The designers made great use of the space and existing features, and it was wonderful to see the grass meadow where locals flock to picnic and sunbath during the summer transformed into a sea of lights, as well as the ferns in Kibble Palace all lit up, and a few spooky effects scattered around the gardens.
As much as we love the cosy autumn and winter months, my husband and I are outdoorsy types and we’re always grateful to have an excuse to wrap up warm and get outside to stretch our legs at this time of year, and “Glasglow” at the Botanic Gardens was a delightful way to spend a cold, dark October evening.
Tonight and tomorrow we’ll try to eke out the Halloween festivities a little longer watching Dia de los Muertos themed films (Coco and The Book of Life) and eating leftover sweets we bought for the local kids out guising (or “trick or treating”). Happy Halloween and have a lovely week!
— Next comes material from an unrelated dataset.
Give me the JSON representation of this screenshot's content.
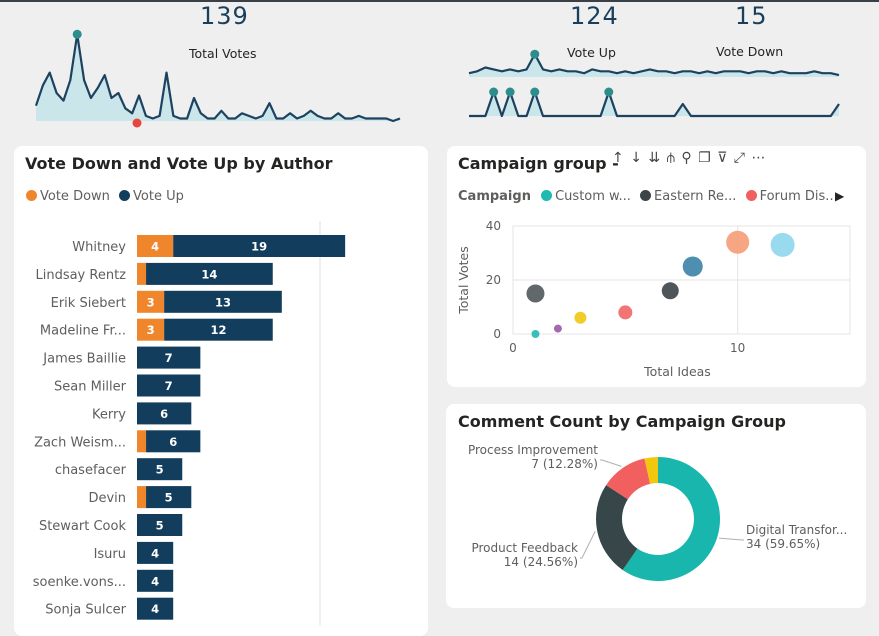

X
We’ve been visiting the Enchanted Forest in Pitlochry every year since 2011 and it remains one of the highlights of our calendar, and this year was no exception with lights choreographed to music, interactive displays and a stunning projection over Loch Dunmore.
Visiting the Enchanted Forest is one of our favourite annual traditions, and we always enjoy wandering around the woods hand-in-hand, snapping photos and sipping the first mulled wine of the season, but my husband and I still always pause at the spot where we got engaged here and enjoy reminiscing about our many other visits to the Enchanted Forest over the years.
As lovely as it is having a little adventure together, staying in a hotel and not having to worry about cooking or washing up, we’re also happy to be reunited with our cat Mara when we return home. It was just over three years ago that we adopted Mara, and although we don’t know her actual age, a recent trip to the vet to have her teeth cleaned and one extraction reminded us that she is getting older, but fortunately she remains healthy, playful and full of purrs.
Have a lovely week! X